Engineering New Zealand chief executive Susan Freeman-Greene said that everyone wants a regulatory system that keeps New Zealanders safe and holds engineers to account when necessary, and that change is definitely needed. “We support the concept of licensing for safety-critical engineering work, because this will give assurance that engineers can perform specific, safety-critical work like designing high-rise buildings,” she said. ““We think it’s important that the licensing system can eventually extend into all areas of safety-critical engineering work; for example, heavy vehicles and water.”
As well as licensing, the government has proposed a voluntary statutory certification scheme to provide assurance of an engineer’s professionalism and general competence.
“We believe government regulation should be restricted to areas of public safety, like the licensing proposal,” said Freeman-Greene. “We think the responsibility for general competence and professionalism should sit with the profession, rather than the government.
“Statutory certification of general competence would duplicate Engineering New Zealand’s Chartered Member assessment process, which is a voluntary professional recognition and competence scheme that’s internationally benchmarked.”

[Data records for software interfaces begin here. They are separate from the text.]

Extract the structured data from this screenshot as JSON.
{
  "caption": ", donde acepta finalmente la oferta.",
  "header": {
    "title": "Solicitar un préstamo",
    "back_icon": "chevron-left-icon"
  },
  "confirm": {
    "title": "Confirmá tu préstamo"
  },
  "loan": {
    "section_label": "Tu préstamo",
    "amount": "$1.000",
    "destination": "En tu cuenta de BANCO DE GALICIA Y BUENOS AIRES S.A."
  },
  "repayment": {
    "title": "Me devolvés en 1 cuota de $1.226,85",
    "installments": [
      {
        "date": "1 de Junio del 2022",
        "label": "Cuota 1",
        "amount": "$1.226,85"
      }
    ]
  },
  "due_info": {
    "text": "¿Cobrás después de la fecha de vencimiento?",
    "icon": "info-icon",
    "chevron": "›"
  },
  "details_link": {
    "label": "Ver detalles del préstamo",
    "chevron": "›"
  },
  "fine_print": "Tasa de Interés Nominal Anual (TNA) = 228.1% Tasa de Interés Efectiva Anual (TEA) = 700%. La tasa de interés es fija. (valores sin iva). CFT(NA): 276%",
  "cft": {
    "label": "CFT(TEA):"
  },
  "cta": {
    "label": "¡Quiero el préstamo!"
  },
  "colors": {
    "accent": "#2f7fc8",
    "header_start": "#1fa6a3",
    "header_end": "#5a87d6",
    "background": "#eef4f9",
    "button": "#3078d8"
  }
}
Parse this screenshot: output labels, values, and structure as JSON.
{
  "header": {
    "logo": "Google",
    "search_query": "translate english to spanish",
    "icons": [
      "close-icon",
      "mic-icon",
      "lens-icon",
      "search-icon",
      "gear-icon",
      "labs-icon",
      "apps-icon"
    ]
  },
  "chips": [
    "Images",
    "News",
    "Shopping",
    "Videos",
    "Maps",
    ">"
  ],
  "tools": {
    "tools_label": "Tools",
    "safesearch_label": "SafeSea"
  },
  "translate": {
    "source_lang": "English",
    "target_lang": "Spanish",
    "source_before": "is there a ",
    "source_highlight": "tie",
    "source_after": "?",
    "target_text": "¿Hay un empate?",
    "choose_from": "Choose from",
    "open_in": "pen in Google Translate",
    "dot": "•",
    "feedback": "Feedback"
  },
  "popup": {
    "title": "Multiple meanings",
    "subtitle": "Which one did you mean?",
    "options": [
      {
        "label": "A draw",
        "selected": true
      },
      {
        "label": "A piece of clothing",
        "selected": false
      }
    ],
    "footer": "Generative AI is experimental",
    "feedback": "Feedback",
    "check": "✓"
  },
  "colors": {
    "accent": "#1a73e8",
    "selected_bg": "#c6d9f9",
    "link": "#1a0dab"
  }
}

She added: “We know people find the current system confusing. Adding statutory certification as well as licensing would create a more confusing system, which is in no one’s interests.”